In the aftermath of the massive Equifax breach, consumers are scrambling to know if they were affected, the degree to which they were affected, and what to do now.
In an attempt to buy time while things get sorted out, and to ease the minds of consumers, Equifax is providing free credit file monitoring and identity theft protection to all U.S. consumers. Beyond that, there’s little coming from the company, which only contributes to the frustration of customers, and adds to an already existing air of suspicion around the company and their practices.
Not that Equifax is hiding anything, but there could be more support and transparency coming from them. After all, this affects 143 million people. That’s like the entire state of Delaware, but 151 times. There’s no getting around the fact that this was a breach of epic proportions, but it’s not the first time this has happened, and it most certainly won’t be the last.
Equifax has already differentiated themselves with the sheer magnitude of this thing, but they also have an opportunity to stand out by how they fix this. To do that takes courage and Equifax’ intent must be genuine. But to recover means doing hard things that will rebuild trust among customers, partners, and other stakeholders. Without that, Equifax will become a business school case study, but we have faith that they can do better.
Whether or not you care about the future of Equifax, we suggest these steps in their road to fixing this:
- Admission of guilt: Apparently Equifax became aware of the breach on June 29, yet news to the public didn’t surface until September 7. It is fully understandable that before you go public with this kind of sensitive news, you want to ensure you’ve remediated any security issues and created a secure environment for your users and data. In some ways, you’re now more a target than ever, and a judicious approach makes sense. But five weeks to alert users? That just can’t happen; it’s sort of like “Dad’s Rule”: if you screwed up, don’t lie about it, because your dad will find out anyway, and the lying about the screw up will make the punishment for the screw up even worse. Equifax must explain why the delay, and assure customers that they will be more communicative and forthcoming in the future.

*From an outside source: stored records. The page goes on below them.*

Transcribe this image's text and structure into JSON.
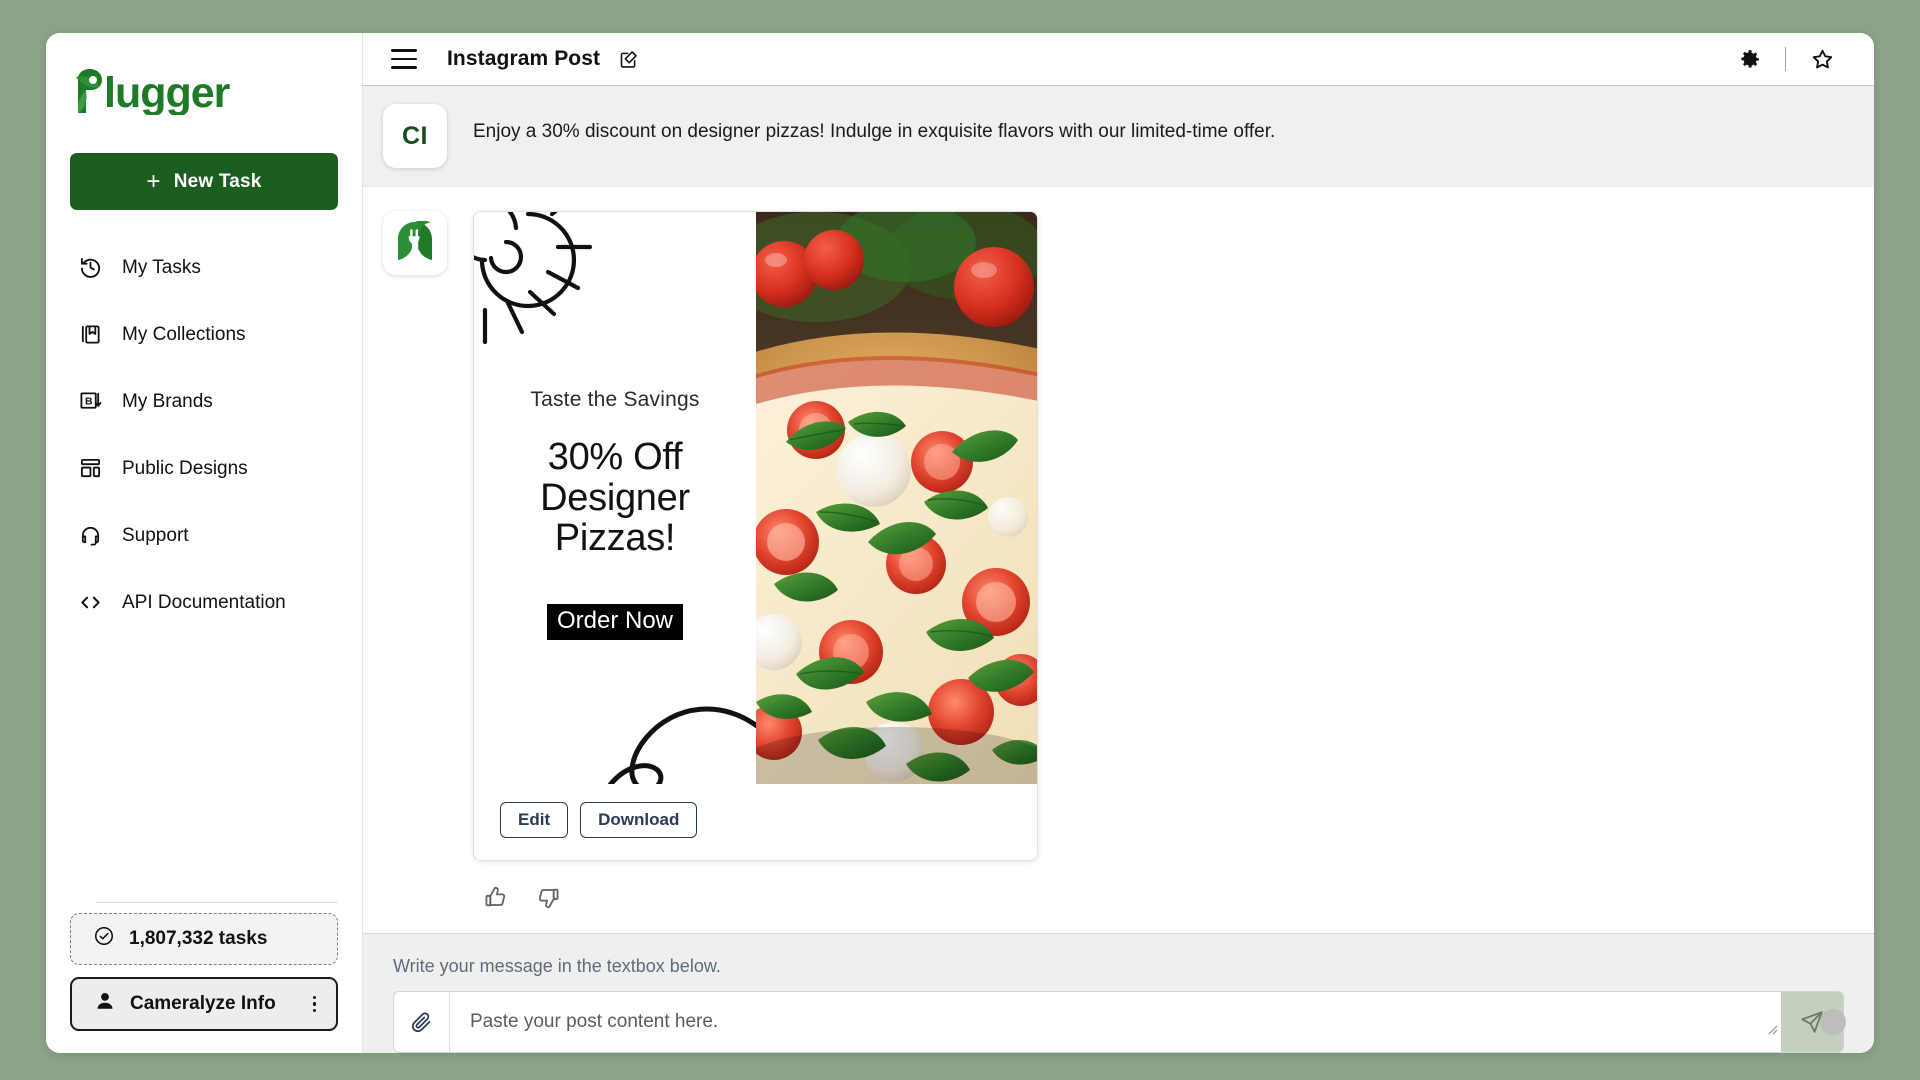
{
  "theme": {
    "page_background": "#8ba387",
    "brand_green": "#1b5e20",
    "accent_button": "#2b3a55",
    "send_button_bg": "#c3cfbf"
  },
  "sidebar": {
    "logo_text": "plugger",
    "new_task_label": "New Task",
    "new_task_plus": "+",
    "items": [
      {
        "label": "My Tasks",
        "icon": "history-icon"
      },
      {
        "label": "My Collections",
        "icon": "collections-icon"
      },
      {
        "label": "My Brands",
        "icon": "brand-box-icon"
      },
      {
        "label": "Public Designs",
        "icon": "layout-grid-icon"
      },
      {
        "label": "Support",
        "icon": "headset-icon"
      },
      {
        "label": "API Documentation",
        "icon": "code-brackets-icon"
      }
    ],
    "footer": {
      "tasks_count_label": "1,807,332 tasks",
      "account_name": "Cameralyze Info"
    }
  },
  "topbar": {
    "title": "Instagram Post",
    "menu_icon": "hamburger-icon",
    "edit_icon": "edit-square-icon",
    "settings_icon": "gear-icon",
    "favorite_icon": "star-outline-icon"
  },
  "conversation": {
    "user_message": {
      "avatar_initials": "CI",
      "text": "Enjoy a 30% discount on designer pizzas! Indulge in exquisite flavors with our limited-time offer."
    },
    "assistant_message": {
      "avatar_icon": "plugger-logo-mark",
      "design": {
        "kicker": "Taste the Savings",
        "headline_lines": [
          "30% Off",
          "Designer",
          "Pizzas!"
        ],
        "cta_label": "Order Now",
        "photo_description": "margherita pizza with cherry tomatoes, basil and mozzarella"
      },
      "actions": [
        {
          "label": "Edit"
        },
        {
          "label": "Download"
        }
      ],
      "feedback": [
        {
          "icon": "thumbs-up-icon"
        },
        {
          "icon": "thumbs-down-icon"
        }
      ]
    }
  },
  "composer": {
    "hint": "Write your message in the textbox below.",
    "placeholder": "Paste your post content here.",
    "value": "",
    "attach_icon": "paperclip-icon",
    "send_icon": "send-plane-icon"
  }
}
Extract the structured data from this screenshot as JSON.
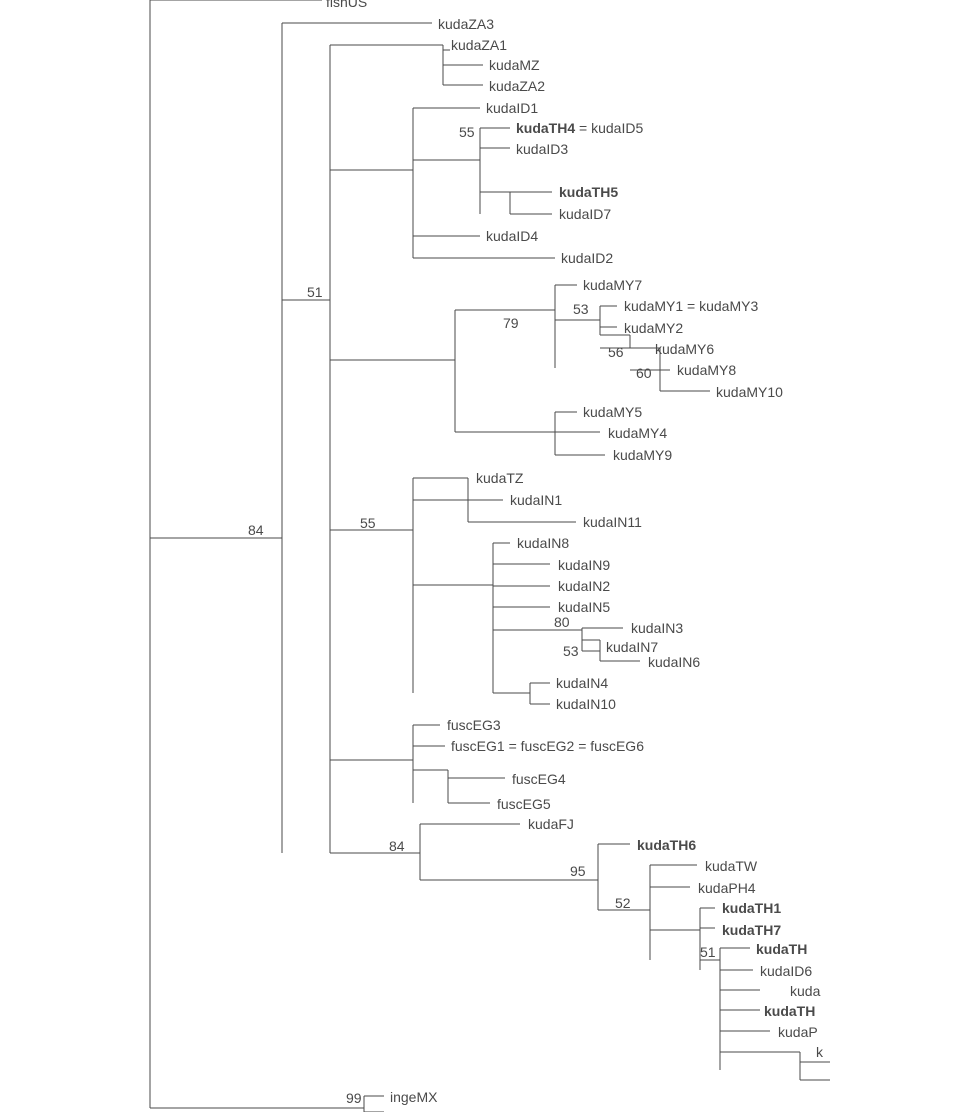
{
  "taxa": {
    "fishUS": "fishUS",
    "kudaZA3": "kudaZA3",
    "kudaZA1": "kudaZA1",
    "kudaMZ": "kudaMZ",
    "kudaZA2": "kudaZA2",
    "kudaID1": "kudaID1",
    "kudaTH4": "kudaTH4",
    "kudaTH4suffix": " = kudaID5",
    "kudaID3": "kudaID3",
    "kudaTH5": "kudaTH5",
    "kudaID7": "kudaID7",
    "kudaID4": "kudaID4",
    "kudaID2": "kudaID2",
    "kudaMY7": "kudaMY7",
    "kudaMY1": "kudaMY1 = kudaMY3",
    "kudaMY2": "kudaMY2",
    "kudaMY6": "kudaMY6",
    "kudaMY8": "kudaMY8",
    "kudaMY10": "kudaMY10",
    "kudaMY5": "kudaMY5",
    "kudaMY4": "kudaMY4",
    "kudaMY9": "kudaMY9",
    "kudaTZ": "kudaTZ",
    "kudaIN1": "kudaIN1",
    "kudaIN11": "kudaIN11",
    "kudaIN8": "kudaIN8",
    "kudaIN9": "kudaIN9",
    "kudaIN2": "kudaIN2",
    "kudaIN5": "kudaIN5",
    "kudaIN3": "kudaIN3",
    "kudaIN7": "kudaIN7",
    "kudaIN6": "kudaIN6",
    "kudaIN4": "kudaIN4",
    "kudaIN10": "kudaIN10",
    "fuscEG3": "fuscEG3",
    "fuscEG1": "fuscEG1 = fuscEG2 = fuscEG6",
    "fuscEG4": "fuscEG4",
    "fuscEG5": "fuscEG5",
    "kudaFJ": "kudaFJ",
    "kudaTH6": "kudaTH6",
    "kudaTW": "kudaTW",
    "kudaPH4": "kudaPH4",
    "kudaTH1": "kudaTH1",
    "kudaTH7": "kudaTH7",
    "kudaTHx": "kudaTH",
    "kudaID6": "kudaID6",
    "kudax": "kuda",
    "kudaTHy": "kudaTH",
    "kudaPx": "kudaP",
    "kx": "k",
    "ingeMX": "ingeMX"
  },
  "supports": {
    "s84": "84",
    "s51": "51",
    "s55a": "55",
    "s79": "79",
    "s53a": "53",
    "s56": "56",
    "s60": "60",
    "s55b": "55",
    "s80": "80",
    "s53b": "53",
    "s84b": "84",
    "s95": "95",
    "s52": "52",
    "s51b": "51",
    "s99": "99"
  }
}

- Complete Review: Like all organizations, Equifax has to have an automated incident response plan for security issues. They likely have something, but it clearly didn’t work in this case; one has to wonder how files for 143 million people were accessed without being noticed. The company needs to completely review their processes and report to stakeholders how safeguards will be put in place to minimize damage in the future. Every organization should be regularly reviewing these processes and making improvements where necessary, but this now has to become religion at Equifax. This is about more than a culture of security; this has to become a mindset of “security first, security always.”
- Fix-It Plan: Equifax has to deliver a message that instills faith in their stakeholders. They can’t tell us the specifics of the security controls they’re going to apply to their cloud layers, but they can provide details on their security plans and what they hope to achieve. This is an opportunity to educate consumers and partners so know what to look out for on their end. It gives Equifax a chance to explain what proper ID, network, and other types of security is and how they address it. Right now, the company doesn’t look like it has a plan; it just looks like a big company that screwed up, got caught, admitted it, and is now grasping at straws. But these are smart people at Equifax, and they owe it to their stakeholder community to explain how this will be fixed.
- Ecosystem Validation: It’s hard to imagine how many mortgage and title companies, specialized loan operators, banks, credit issuers, and other financial institutions are getting some backdraft as a result of edgy customers not wanting their information to touch Equifax. Smart financial companies are finding ways to unburden themselves of being beholden to Equifax, but it’s not that simple. There are partnership deals that are legally binding, and to unravel the legal language to determine fault could take years. It’s time for Equifax to do the right thing: offer their institutional customers an alternative form of credit reporting (possibly a temporary “out” of their current agreements), or provide some sort of insurance that protects consumers. Any measures taken in this regard will hurt financially, but without this, the entire Equifax ecosystem is tainted.
A modest proposal? No, this is much more stark than that, but the entire country is already on edge. Equifax is not responsible for restoring consumers’ faith in “the system”, but they do owe it to their constituents to act honorably and with good business sense. While a campaign of trust building kicks off, so too must their efforts to ensure continuous monitoring so this kind of thing never happens again. And it serves as a cautionary tale to all over companies. Protect, monitor, fix immediately, and avoid, as best you can, the overwhelming mess that a security breach can cause.